More than six million Americans are living with Alzheimer’s, and one in three seniors dies with the disease or another form of dementia. As the population of people 65 and older continues to rise, so will the proportion of Americans who are diagnosed with these diseases. Hospice care is a specialized form of treatment that is appropriate for individuals who are in their last months of life. The goal of hospice is to bring comfort and peace to patients and their loved ones while tending to physical, emotional and spiritual needs.
For several decades, cancer was the primary diagnosis of most U.S. hospice patients. However, utilization among patients with other diagnoses such as Alzheimer’s has seen a sharp increase. In fact, hospice patients with a primary diagnosis of Alzheimer’s, dementia or Parkinson’s represented more than four times the number of hospice patients who had cancer in 2019.
Hospice provides symptom and pain management. Individuals facing advanced Alzheimer’s disease are rarely able to express their needs, which can cause frustration, agitation and discomfort. Hospice professionals support patients and help family caregivers spot and address signs of pain or other needs that often go unnoticed to increase a person’s comfort and quality of life. Care prioritizes emotional and physical needs. National data shows people living with dementia and enrolled in hospice reported higher quality care and satisfaction during their last months of life. In fact, 67 percent of people living with dementia who enrolled in hospice reported having their anxiety or sadness managed compared to 46 percent of individuals who were not enrolled.

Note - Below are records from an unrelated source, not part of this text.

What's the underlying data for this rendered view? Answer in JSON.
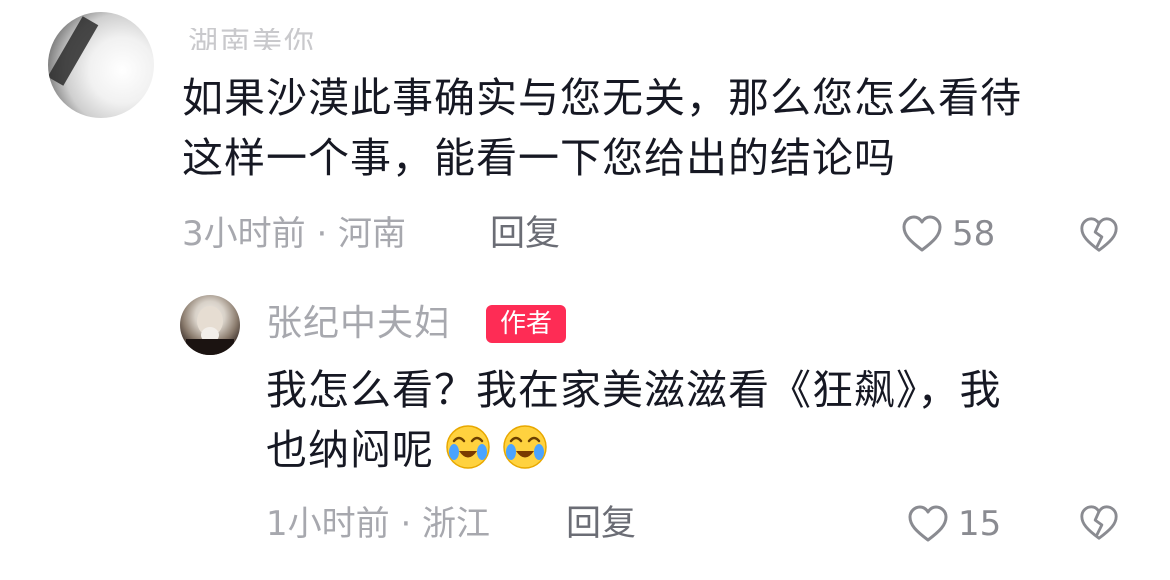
{
  "comment": {
    "username": "湖南美你",
    "text_line1": "如果沙漠此事确实与您无关，那么您怎么看待",
    "text_line2": "这样一个事，能看一下您给出的结论吗",
    "time_location": "3小时前 · 河南",
    "reply_label": "回复",
    "like_count": "58"
  },
  "reply": {
    "username": "张纪中夫妇",
    "badge": "作者",
    "text_line1": "我怎么看？我在家美滋滋看《狂飙》，我",
    "text_line2": "也纳闷呢",
    "emojis": [
      "crying-laughing-emoji",
      "crying-laughing-emoji"
    ],
    "time_location": "1小时前 · 浙江",
    "reply_label": "回复",
    "like_count": "15"
  },
  "icons": {
    "like": "heart-outline-icon",
    "dislike": "broken-heart-icon"
  },
  "colors": {
    "badge": "#fe2c55",
    "text": "#161823",
    "meta": "#a7a8ae"
  }
}
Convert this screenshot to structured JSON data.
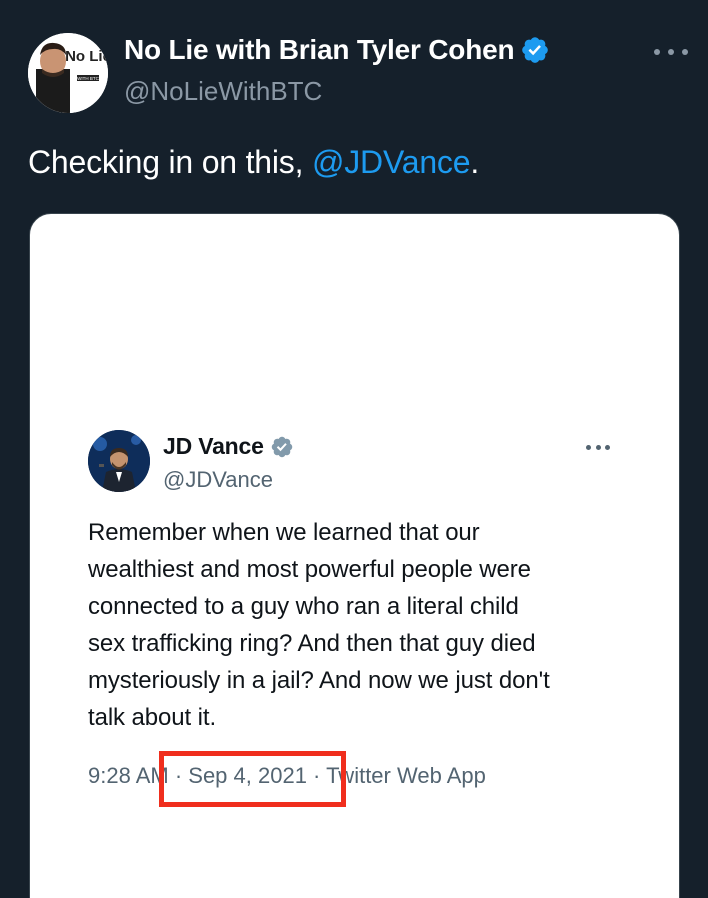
{
  "author": {
    "display_name": "No Lie with Brian Tyler Cohen",
    "handle": "@NoLieWithBTC",
    "avatar_logo_text": "No Lie",
    "avatar_small_text": "WITH BTC",
    "verified": true
  },
  "tweet": {
    "text_prefix": "Checking in on this, ",
    "mention": "@JDVance",
    "text_suffix": "."
  },
  "embedded_tweet": {
    "display_name": "JD Vance",
    "handle": "@JDVance",
    "verified": true,
    "text_lines": [
      "Remember when we learned that our",
      "wealthiest and most powerful people were",
      "connected to a guy who ran a literal child",
      "sex trafficking ring? And then that guy died",
      "mysteriously in a jail? And now we just don't",
      "talk about it."
    ],
    "meta": "9:28 AM · Sep 4, 2021 · Twitter Web App"
  },
  "colors": {
    "background": "#15202b",
    "accent": "#1d9bf0",
    "highlight_box": "#f02e1d",
    "secondary_text": "#8b98a5",
    "embedded_badge": "#829aab"
  },
  "icons": {
    "verified": "verified-badge-icon",
    "more": "more-options-icon"
  }
}
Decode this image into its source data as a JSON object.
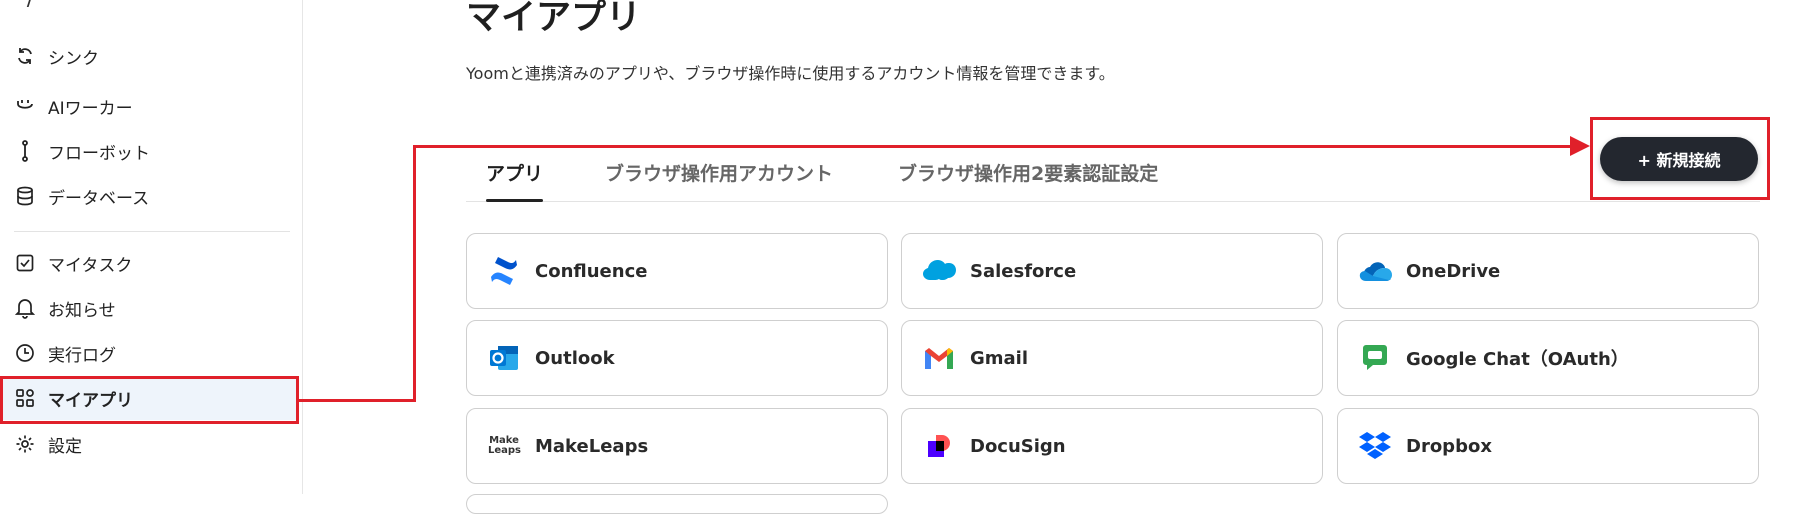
{
  "sidebar": {
    "top_fragment": "ϟ",
    "items": [
      {
        "label": "シンク",
        "icon": "sync-icon"
      },
      {
        "label": "AIワーカー",
        "icon": "ai-worker-icon"
      },
      {
        "label": "フローボット",
        "icon": "flowbot-icon"
      },
      {
        "label": "データベース",
        "icon": "database-icon"
      },
      {
        "label": "マイタスク",
        "icon": "checkbox-icon"
      },
      {
        "label": "お知らせ",
        "icon": "bell-icon"
      },
      {
        "label": "実行ログ",
        "icon": "clock-icon"
      },
      {
        "label": "マイアプリ",
        "icon": "apps-grid-icon",
        "active": true
      },
      {
        "label": "設定",
        "icon": "gear-icon"
      }
    ]
  },
  "main": {
    "title": "マイアプリ",
    "description": "Yoomと連携済みのアプリや、ブラウザ操作時に使用するアカウント情報を管理できます。",
    "tabs": [
      {
        "label": "アプリ",
        "active": true
      },
      {
        "label": "ブラウザ操作用アカウント"
      },
      {
        "label": "ブラウザ操作用2要素認証設定"
      }
    ],
    "new_connection_label": "+ 新規接続",
    "apps": [
      {
        "name": "Confluence",
        "icon": "confluence-icon"
      },
      {
        "name": "Salesforce",
        "icon": "salesforce-icon"
      },
      {
        "name": "OneDrive",
        "icon": "onedrive-icon"
      },
      {
        "name": "Outlook",
        "icon": "outlook-icon"
      },
      {
        "name": "Gmail",
        "icon": "gmail-icon"
      },
      {
        "name": "Google Chat（OAuth）",
        "icon": "google-chat-icon"
      },
      {
        "name": "MakeLeaps",
        "icon": "makeleaps-icon",
        "logo_text": "Make Leaps"
      },
      {
        "name": "DocuSign",
        "icon": "docusign-icon"
      },
      {
        "name": "Dropbox",
        "icon": "dropbox-icon"
      }
    ]
  },
  "colors": {
    "annotation": "#e0202a",
    "button_bg": "#23272f",
    "active_nav_bg": "#eef4fb"
  }
}
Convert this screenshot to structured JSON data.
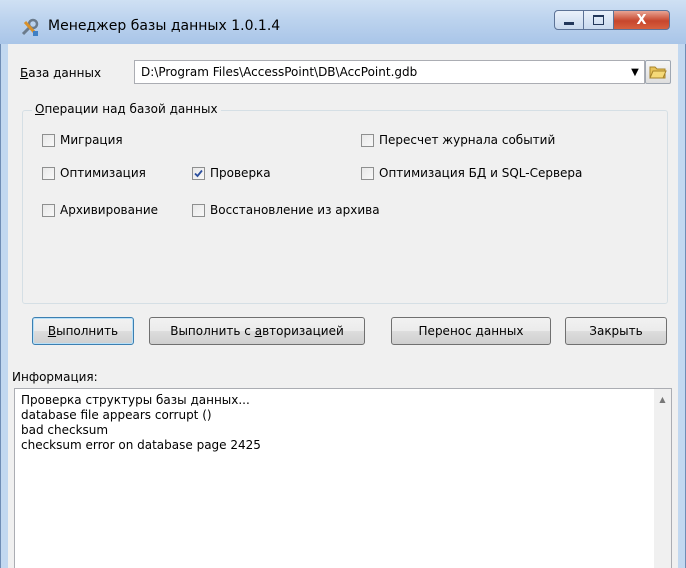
{
  "window": {
    "title": "Менеджер базы данных 1.0.1.4",
    "close_glyph": "X"
  },
  "database": {
    "label_accel": "Б",
    "label_rest": "аза данных",
    "path": "D:\\Program Files\\AccessPoint\\DB\\AccPoint.gdb"
  },
  "operations": {
    "title_accel": "О",
    "title_rest": "перации над базой данных",
    "items": [
      {
        "label": "Миграция",
        "checked": false
      },
      {
        "label": "Пересчет журнала событий",
        "checked": false
      },
      {
        "label": "Оптимизация",
        "checked": false
      },
      {
        "label": "Проверка",
        "checked": true
      },
      {
        "label": "Оптимизация БД и SQL-Сервера",
        "checked": false
      },
      {
        "label": "Архивирование",
        "checked": false
      },
      {
        "label": "Восстановление из архива",
        "checked": false
      }
    ]
  },
  "buttons": {
    "execute_accel": "В",
    "execute_rest": "ыполнить",
    "execute_auth_pre": "Выполнить с ",
    "execute_auth_accel": "а",
    "execute_auth_post": "вторизацией",
    "transfer": "Перенос данных",
    "close": "Закрыть"
  },
  "info": {
    "label": "Информация:",
    "lines": [
      "Проверка структуры базы данных...",
      "database file appears corrupt ()",
      "bad checksum",
      "checksum error on database page 2425"
    ]
  },
  "colors": {
    "accent": "#3c7fb1",
    "close_button": "#c7462c"
  }
}
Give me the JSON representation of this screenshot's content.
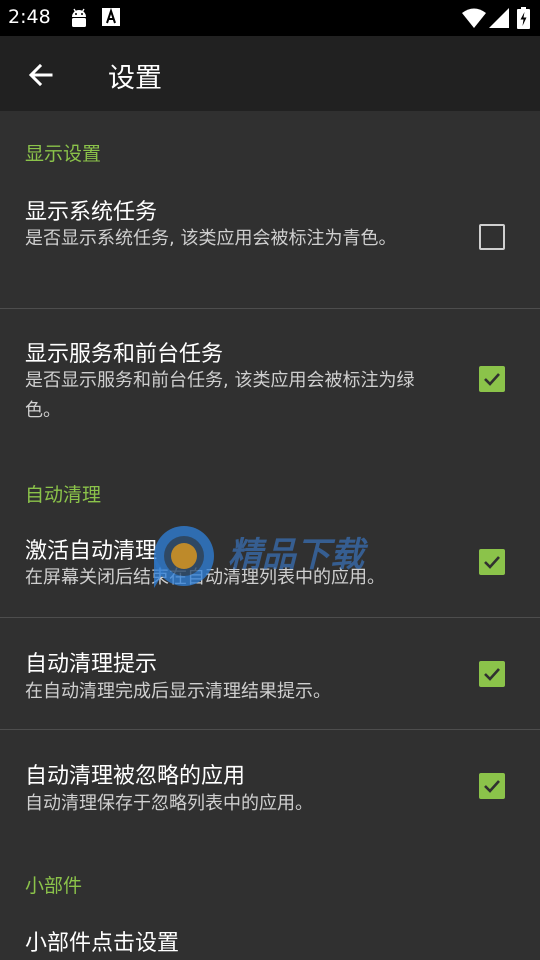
{
  "status_bar": {
    "time": "2:48",
    "icons": [
      "android-icon",
      "accessibility-a-icon",
      "wifi-icon",
      "signal-icon",
      "battery-charging-icon"
    ]
  },
  "app_bar": {
    "title": "设置",
    "back_icon": "arrow-back-icon"
  },
  "sections": [
    {
      "header": "显示设置",
      "items": [
        {
          "title": "显示系统任务",
          "summary": "是否显示系统任务, 该类应用会被标注为青色。",
          "checked": false
        },
        {
          "title": "显示服务和前台任务",
          "summary": "是否显示服务和前台任务, 该类应用会被标注为绿色。",
          "checked": true
        }
      ]
    },
    {
      "header": "自动清理",
      "items": [
        {
          "title": "激活自动清理",
          "summary": "在屏幕关闭后结束在自动清理列表中的应用。",
          "checked": true
        },
        {
          "title": "自动清理提示",
          "summary": "在自动清理完成后显示清理结果提示。",
          "checked": true
        },
        {
          "title": "自动清理被忽略的应用",
          "summary": "自动清理保存于忽略列表中的应用。",
          "checked": true
        }
      ]
    },
    {
      "header": "小部件",
      "items": [
        {
          "title": "小部件点击设置"
        }
      ]
    }
  ],
  "colors": {
    "accent": "#8bc34a",
    "background": "#303030",
    "app_bar": "#212121",
    "status_bar": "#000000",
    "divider": "#4d4d4d"
  },
  "watermark": {
    "text": "精品下载",
    "logo_icon": "watermark-logo-icon"
  }
}
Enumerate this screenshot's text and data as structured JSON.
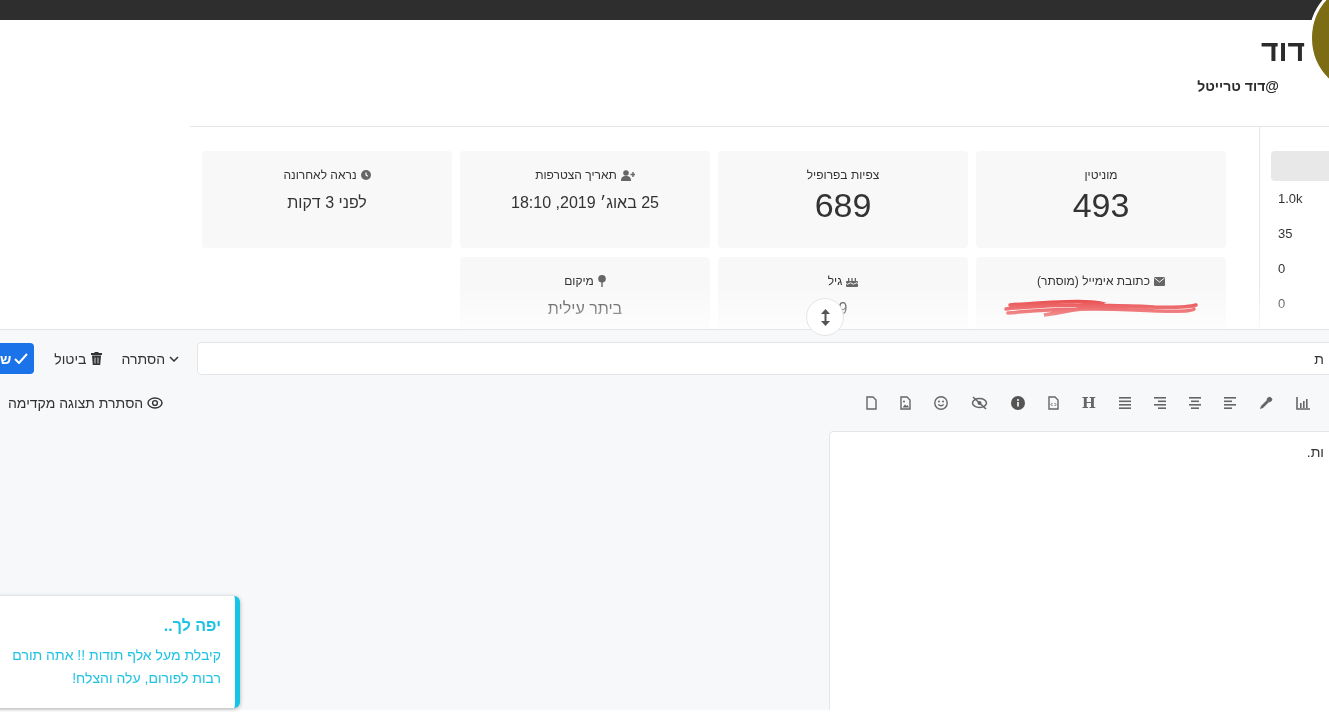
{
  "profile": {
    "name": "דוד",
    "handle": "@דוד טרייטל"
  },
  "stats": [
    {
      "label": "מוניטין",
      "value": "493",
      "kind": "count"
    },
    {
      "label": "צפיות בפרופיל",
      "value": "689",
      "kind": "count"
    },
    {
      "label": "תאריך הצטרפות",
      "value": "25 באוג׳ 2019, 18:10",
      "kind": "text"
    },
    {
      "label": "נראה לאחרונה",
      "value": "לפני 3 דקות",
      "kind": "text"
    },
    {
      "label": "כתובת אימייל (מוסתר)",
      "kind": "redacted"
    },
    {
      "label": "גיל",
      "value": "9",
      "kind": "text"
    },
    {
      "label": "מיקום",
      "value": "ביתר עילית",
      "kind": "text"
    }
  ],
  "side_counts": [
    "1.0k",
    "35",
    "0",
    "0"
  ],
  "composer": {
    "title_field": {
      "value": "ת"
    },
    "buttons": [
      {
        "label": "הסתרה",
        "kind": "dropdown"
      },
      {
        "label": "ביטול",
        "kind": "cancel"
      },
      {
        "label": "ש",
        "kind": "submit"
      }
    ],
    "preview_toggle": "הסתרת תצוגה מקדימה",
    "heading_button": "H",
    "editor_text": "ות."
  },
  "toast": {
    "title": "יפה לך..",
    "message": "קיבלת מעל אלף תודות !! אתה תורם רבות לפורום, עלה והצלח!"
  }
}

Support is available for families and caregivers. The benefits of hospice extend to families and loved ones who experience the dementia journey as caregivers. From social workers who help with navigating the medical system to chaplains who can offer spiritual comfort, there is a robust support system within hospice that helps with caregiving tasks and relieves some of the emotional toll. How does one know when it’s time for hospice?
Dementia progression varies greatly among individuals, making it difficult to predict the length and trajectory of the disease. Life expectancy can range from five to eight years for patients with different types of dementia to eight to 10 years for the average patient with Alzheimer’s disease. For patients to meet the eligibility for hospice, they must have an expected life span of six months or less if the disease runs its normal course and their condition must have progressed to a point where hospice care is beneficial and appropriate for symptom management.
Signs that it may be time for hospice for the dementia or Alzheimer’s patient include:
- Worsening cognitive health: Patients exhibit worsening mental symptoms such as decreasing alertness, withdrawal, increased sleeping or mental confusion.
- Declining physical health: Despite medical treatments, patients experience physical symptoms such as decreased appetite, significant weight loss and body changes.
- Complete dependence on others: Patients can no longer perform activities of daily living like eating, bathing or grooming without help.
- Communication challenges: Individuals in the final stages of dementia may be unable to speak or may only say a few phrases. They struggle with making their thoughts clear to others.
People living with Alzheimer’s and other dementias can have long journeys ahead of them so it’s important to take time in the early stages to plan for the future. Many individuals with early symptoms hesitate to consider treatment or future care because of stigma. It can prevent them from acknowledging their symptoms and seeking care that could help them enjoy a higher quality of life. Patients and their loved ones should initiate these important conversations and consult with doctors to understand their options, make care wishes known and create a plan that meets their goals of care.